Cigarette are laden with them. Alcoholic drinks too. So are gambling products. I’m talking of course about health warnings.
In these industries, companies must add warnings to their adverts. They must let people know if there is a risk if consumers use their products.
The same is true for advertising financial products.
Let’s have a look at some examples.
The mortgage lender
The most common one you’ll see is:
Your home may be repossessed if you do not keep up repayments on your mortgage.
You might find this with HSBC, Barclays Bank or Halifax. When most people read this, it is often in smaller print. It is reasonably clear what this means. But could the warning be even clearer?
If you do not pay your mortgage on time, we may take away your home
If you make the passive voice active, you draw your reader’s attention quicker.
The short-term lender
If you take the London tube, you might see:
WARNING: LATE REPAYMENT CAN CAUSE YOU SERIOUS MONEY PROBLEMS. FOR HELP, GO TO MONEYADVICESERVICE.ORG.UK
This looks like a warning on a beer bottle. You understand it when you read it. Payday lending companies are only too aware of negative press. So they chosen to be more direct and responsible.
The property investment company
Like most investments, you may get back less than you put in.
This is simple, clear and direct. It lets potential investors know: you can lose money as well as gain. It certainly wouldn't scare away any potential investors. And it is not hidden away in the terms and conditions.
Generally, I believe that the warnings are clear and suitable for their audience. Advertisers need to promote their product and not scare off customers.
However, warnings are only a small part of the advert. The Financial Conduct Authority’s guidance sums this up well:
Financial advertising and promotions should clearly explain what the product or service is, how it works and how you could benefit from it.
It must also be clear about the costs involved and whether there are any risks to your money.
Do you have any warnings on financial products? If so, do share them !
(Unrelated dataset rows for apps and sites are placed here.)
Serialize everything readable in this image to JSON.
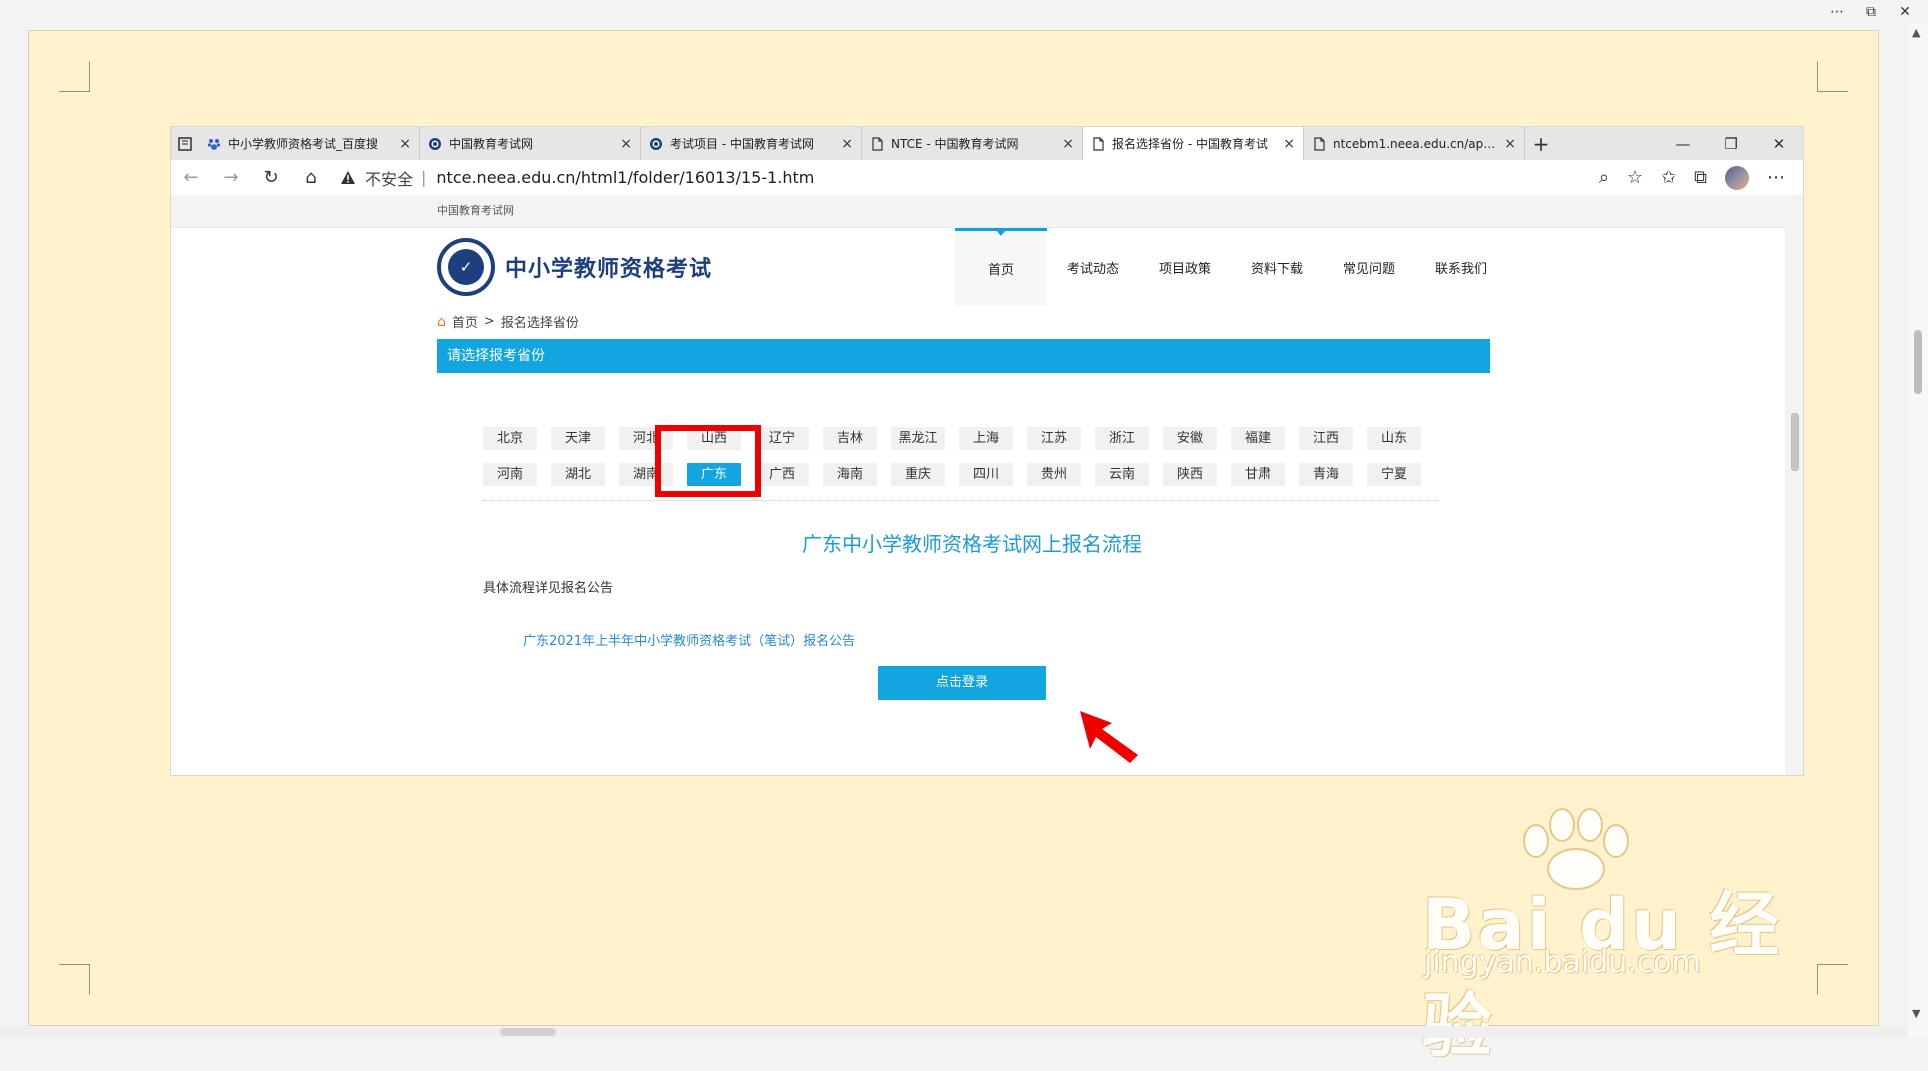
{
  "outer_ui": {
    "more_icon": "more-horizontal-icon",
    "window_icon": "window-icon",
    "close_icon": "close-icon",
    "close_label": "✕"
  },
  "browser": {
    "tabs": [
      {
        "label": "中小学教师资格考试_百度搜",
        "favicon": "baidu-icon"
      },
      {
        "label": "中国教育考试网",
        "favicon": "site-logo-icon"
      },
      {
        "label": "考试项目 - 中国教育考试网",
        "favicon": "site-logo-icon"
      },
      {
        "label": "NTCE - 中国教育考试网",
        "favicon": "page-icon"
      },
      {
        "label": "报名选择省份 - 中国教育考试",
        "favicon": "page-icon",
        "active": true
      },
      {
        "label": "ntcebm1.neea.edu.cn/apply",
        "favicon": "page-icon"
      }
    ],
    "address": {
      "security_label": "不安全",
      "url": "ntce.neea.edu.cn/html1/folder/16013/15-1.htm"
    }
  },
  "site": {
    "top_label": "中国教育考试网",
    "title": "中小学教师资格考试",
    "nav": [
      {
        "label": "首页",
        "active": true
      },
      {
        "label": "考试动态"
      },
      {
        "label": "项目政策"
      },
      {
        "label": "资料下载"
      },
      {
        "label": "常见问题"
      },
      {
        "label": "联系我们"
      }
    ],
    "breadcrumb": {
      "home": "首页",
      "current": "报名选择省份"
    },
    "section_title": "请选择报考省份",
    "provinces_row1": [
      "北京",
      "天津",
      "河北",
      "山西",
      "辽宁",
      "吉林",
      "黑龙江",
      "上海",
      "江苏",
      "浙江",
      "安徽",
      "福建",
      "江西",
      "山东"
    ],
    "provinces_row2": [
      "河南",
      "湖北",
      "湖南",
      "广东",
      "广西",
      "海南",
      "重庆",
      "四川",
      "贵州",
      "云南",
      "陕西",
      "甘肃",
      "青海",
      "宁夏"
    ],
    "selected_province": "广东",
    "process_title": "广东中小学教师资格考试网上报名流程",
    "detail_text": "具体流程详见报名公告",
    "announcement_link": "广东2021年上半年中小学教师资格考试（笔试）报名公告",
    "login_button": "点击登录"
  },
  "watermark": {
    "main": "Bai du 经验",
    "sub": "jingyan.baidu.com"
  }
}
WARNING: In this blog, I am only looking at warnings on adverts from a plain language perspective. This does not mean I am for or against any financial product or company.